Back to the 2011 riots: without presuming what was going on in people’s minds, we can simply say that anger featured as a linguistic element in the various coping strategies of the actors or players in the intense drama — rioters, their relatives, police, store owners, journalists, bloggers, tweeters, viewers, politicians, civic leaders, and welfare campaigners. The Guardian reported, “Widespread anger and frustration at the way police engage with communities was a significant cause of the summer riots in every major city where disorder took place.” The attribution of anger provided a theme to the story.
In their seminal research on emotions, anthropologists Catherine Lutz and Geoffrey White identify the kinds of social problems that society is quick to explain in emotional terms. Riots, social disorder, and violent crime are problems that news reporters, commentators, researcher, and other storytellers describe using the language of emotions, in particular the language of anger. As reported, the perpetrators of these acts may be described as angry, and those observing or caught up in the activity “were angry.”
The Trump Trial Brief mentions anger several times, e.g. “the crowd was armed, angry, and dangerous” (2). I listen to the Lawfare Podcast, which identified the strong storyline to the document, implying that it’s a case made for public consumption and the public record, rather than scoring dry legal points. Also see my post: Mad crowds disease.
- Deignan, Alice. 2008. Corpus linguistics and metaphor. In Raymond W Gibbs (ed.), The Cambridge Handbook of Metaphor and Thought: 280-294. Cambridge, UK: Cambridge University Press.
- Howell, Jen Patja. 2021. Impeachment Briefing. The Lawfare Podcast, 3 February. Available online: https://www.lawfareblog.com/lawfare-podcast-impeachment-briefing (accessed 4 February 2021).
- Kövecses, Zoltán. 2003. Metaphor and Emotion: Language, Culture, and Body in Human Feeling. Cambridge: Cambridge University Press
- Lakoff, George, and Mark Johnson. 1980. Metaphors We Live By. Chicago, Ill.: University of Chicago Press
- Lewis, Paul, Tim Newburn, Matthew Taylor, and James Ball. 2011. Rioters say anger with police fuelled summer unrest. The Guardian, (5 December) http://www.theguardian.com/uk/2011/dec/05/anger-police-fuelled-riots-study.
- Lutz, Catherine, and Geoffrey M White. 1986. The anthropology of emotions. Annual Review of Anthropology, (15)405-436.
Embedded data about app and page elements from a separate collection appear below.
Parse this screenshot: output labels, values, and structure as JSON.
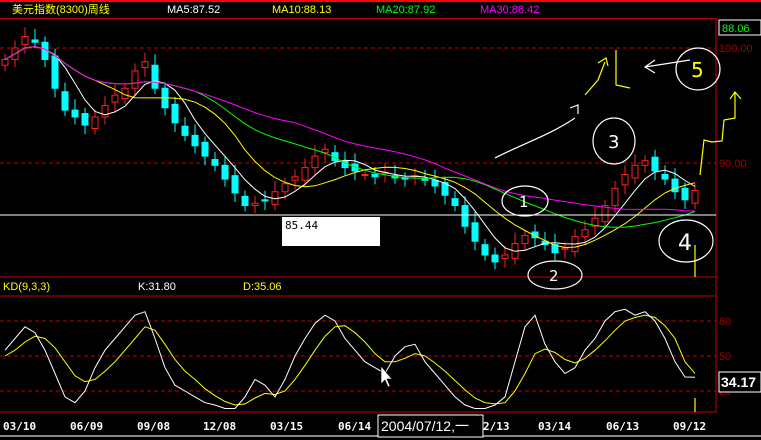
{
  "header": {
    "title": "美元指数(8300)周线",
    "ma5": "MA5:87.52",
    "ma10": "MA10:88.13",
    "ma20": "MA20:87.92",
    "ma30": "MA30:86.42"
  },
  "price_axis": {
    "current": "88.06",
    "ticks": [
      "100.00",
      "90.00"
    ]
  },
  "crosshair": {
    "price_label": "85.44",
    "date_label": "2004/07/12,一",
    "kd_value": "34.17"
  },
  "kd": {
    "title": "KD(9,3,3)",
    "k_label": "K:31.80",
    "d_label": "D:35.06",
    "ticks": [
      "80",
      "50",
      "20"
    ]
  },
  "x_axis": {
    "dates": [
      "03/10",
      "06/09",
      "09/08",
      "12/08",
      "03/15",
      "06/14",
      "2/13",
      "03/14",
      "06/13",
      "09/12"
    ]
  },
  "annotations": [
    "1",
    "2",
    "3",
    "4",
    "5"
  ],
  "colors": {
    "up": "#ff2020",
    "down": "#00ffff",
    "ma5": "#ffffff",
    "ma10": "#ffff00",
    "ma20": "#00ff00",
    "ma30": "#ff00ff",
    "grid": "#c00000"
  },
  "chart_data": {
    "type": "candlestick",
    "title": "美元指数(8300)周线",
    "ylim": [
      80.5,
      102.5
    ],
    "price_ref": 85.44,
    "closes": [
      99,
      100,
      101,
      100.5,
      99,
      96.5,
      94.6,
      94,
      93.3,
      94,
      95,
      95.9,
      96.5,
      98,
      98.8,
      96.5,
      94.8,
      93.5,
      92.4,
      91.5,
      90.6,
      89.8,
      88.6,
      87.4,
      86.3,
      86.5,
      86.7,
      87.5,
      88.2,
      88.8,
      89.6,
      90.6,
      91.2,
      90.2,
      89.6,
      89.3,
      89.0,
      88.8,
      89.2,
      88.7,
      88.6,
      88.9,
      88.5,
      88.0,
      87.2,
      86.3,
      84.5,
      83.2,
      82,
      81.4,
      82,
      83,
      83.7,
      83.5,
      82.9,
      82.2,
      82.6,
      83.6,
      84.2,
      85.2,
      86.3,
      87.8,
      89,
      89.8,
      90.2,
      89.3,
      88.6,
      87.5,
      86.8,
      87.6
    ],
    "kd": {
      "ylim": [
        0,
        100
      ],
      "K": [
        55,
        65,
        75,
        70,
        55,
        35,
        15,
        10,
        20,
        40,
        55,
        65,
        75,
        85,
        88,
        65,
        40,
        25,
        20,
        15,
        10,
        8,
        5,
        5,
        15,
        30,
        25,
        15,
        30,
        50,
        65,
        78,
        85,
        80,
        65,
        55,
        45,
        40,
        35,
        50,
        58,
        60,
        45,
        35,
        25,
        15,
        8,
        5,
        5,
        8,
        15,
        45,
        75,
        85,
        60,
        45,
        35,
        40,
        55,
        65,
        80,
        88,
        90,
        85,
        88,
        80,
        65,
        45,
        32,
        31.8
      ],
      "D": [
        50,
        55,
        62,
        67,
        65,
        57,
        45,
        33,
        28,
        30,
        37,
        45,
        55,
        65,
        75,
        72,
        60,
        47,
        37,
        30,
        22,
        16,
        11,
        8,
        9,
        14,
        18,
        17,
        20,
        30,
        42,
        55,
        67,
        75,
        76,
        70,
        62,
        52,
        45,
        45,
        48,
        52,
        50,
        44,
        37,
        29,
        21,
        14,
        10,
        9,
        10,
        20,
        35,
        52,
        56,
        53,
        47,
        44,
        48,
        55,
        63,
        72,
        80,
        83,
        85,
        83,
        76,
        65,
        45,
        35.06
      ]
    }
  }
}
- Managers, U.S. House of Representatives. 2021. Trial Memorandum of the United States House of Representatives in the Impeachment Trial of President Donald J. Trump. Senate of the United States. Available online: https://judiciary.house.gov/uploadedfiles/house_trial_brief_final.pdf (accessed 4 February 2021).
- Peale, Norman Vincent. 1953. The Power of Positive Thinking. Kingswood, Tadworth, Surrey, UK: Cedar
- Topping, Alexandra. 2011. Looting ‘fuelled by social exclusion’. The Guardian, (8 August) http://www.theguardian.com/uk/2011/aug/08/looting-fuelled-by-social-exclusion.
- Image is of riot police in Edinburgh at the time of the 2005 G8 summit.